Task description:
The data must be reproduced verbatim; images are to be omitted.

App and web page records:

_ _ _

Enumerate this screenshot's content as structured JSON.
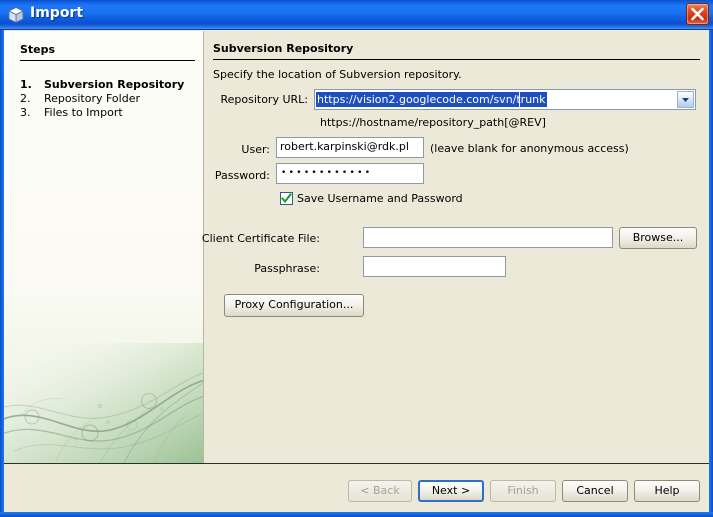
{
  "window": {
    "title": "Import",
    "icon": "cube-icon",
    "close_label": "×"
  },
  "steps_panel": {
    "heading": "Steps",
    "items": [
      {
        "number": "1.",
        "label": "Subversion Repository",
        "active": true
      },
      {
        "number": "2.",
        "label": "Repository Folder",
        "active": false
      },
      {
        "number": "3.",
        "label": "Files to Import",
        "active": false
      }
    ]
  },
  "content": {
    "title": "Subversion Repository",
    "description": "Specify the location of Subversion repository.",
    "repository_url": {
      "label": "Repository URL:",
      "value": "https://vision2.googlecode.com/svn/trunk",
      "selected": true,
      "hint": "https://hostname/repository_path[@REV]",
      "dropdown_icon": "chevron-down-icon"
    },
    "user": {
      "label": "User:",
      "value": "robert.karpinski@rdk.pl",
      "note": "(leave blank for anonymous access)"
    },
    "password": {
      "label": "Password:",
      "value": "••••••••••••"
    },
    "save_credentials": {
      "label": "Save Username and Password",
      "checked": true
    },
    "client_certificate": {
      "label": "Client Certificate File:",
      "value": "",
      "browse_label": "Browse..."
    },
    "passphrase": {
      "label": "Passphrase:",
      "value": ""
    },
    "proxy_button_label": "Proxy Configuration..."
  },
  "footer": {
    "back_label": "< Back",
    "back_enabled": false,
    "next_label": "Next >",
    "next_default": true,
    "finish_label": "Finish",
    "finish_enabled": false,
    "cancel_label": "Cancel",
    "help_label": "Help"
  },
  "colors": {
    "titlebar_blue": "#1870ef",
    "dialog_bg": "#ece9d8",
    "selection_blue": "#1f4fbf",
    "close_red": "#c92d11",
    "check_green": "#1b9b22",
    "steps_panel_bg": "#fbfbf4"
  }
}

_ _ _

Output for this task:
Enumerate this screenshot's content as structured JSON.
{
  "window": {
    "title": "Import",
    "icon": "cube-icon",
    "close_label": "×"
  },
  "steps_panel": {
    "heading": "Steps",
    "items": [
      {
        "number": "1.",
        "label": "Subversion Repository",
        "active": true
      },
      {
        "number": "2.",
        "label": "Repository Folder",
        "active": false
      },
      {
        "number": "3.",
        "label": "Files to Import",
        "active": false
      }
    ]
  },
  "content": {
    "title": "Subversion Repository",
    "description": "Specify the location of Subversion repository.",
    "repository_url": {
      "label": "Repository URL:",
      "value": "https://vision2.googlecode.com/svn/trunk",
      "selected": true,
      "hint": "https://hostname/repository_path[@REV]",
      "dropdown_icon": "chevron-down-icon"
    },
    "user": {
      "label": "User:",
      "value": "robert.karpinski@rdk.pl",
      "note": "(leave blank for anonymous access)"
    },
    "password": {
      "label": "Password:",
      "value": "••••••••••••"
    },
    "save_credentials": {
      "label": "Save Username and Password",
      "checked": true
    },
    "client_certificate": {
      "label": "Client Certificate File:",
      "value": "",
      "browse_label": "Browse..."
    },
    "passphrase": {
      "label": "Passphrase:",
      "value": ""
    },
    "proxy_button_label": "Proxy Configuration..."
  },
  "footer": {
    "back_label": "< Back",
    "back_enabled": false,
    "next_label": "Next >",
    "next_default": true,
    "finish_label": "Finish",
    "finish_enabled": false,
    "cancel_label": "Cancel",
    "help_label": "Help"
  },
  "colors": {
    "titlebar_blue": "#1870ef",
    "dialog_bg": "#ece9d8",
    "selection_blue": "#1f4fbf",
    "close_red": "#c92d11",
    "check_green": "#1b9b22",
    "steps_panel_bg": "#fbfbf4"
  }
}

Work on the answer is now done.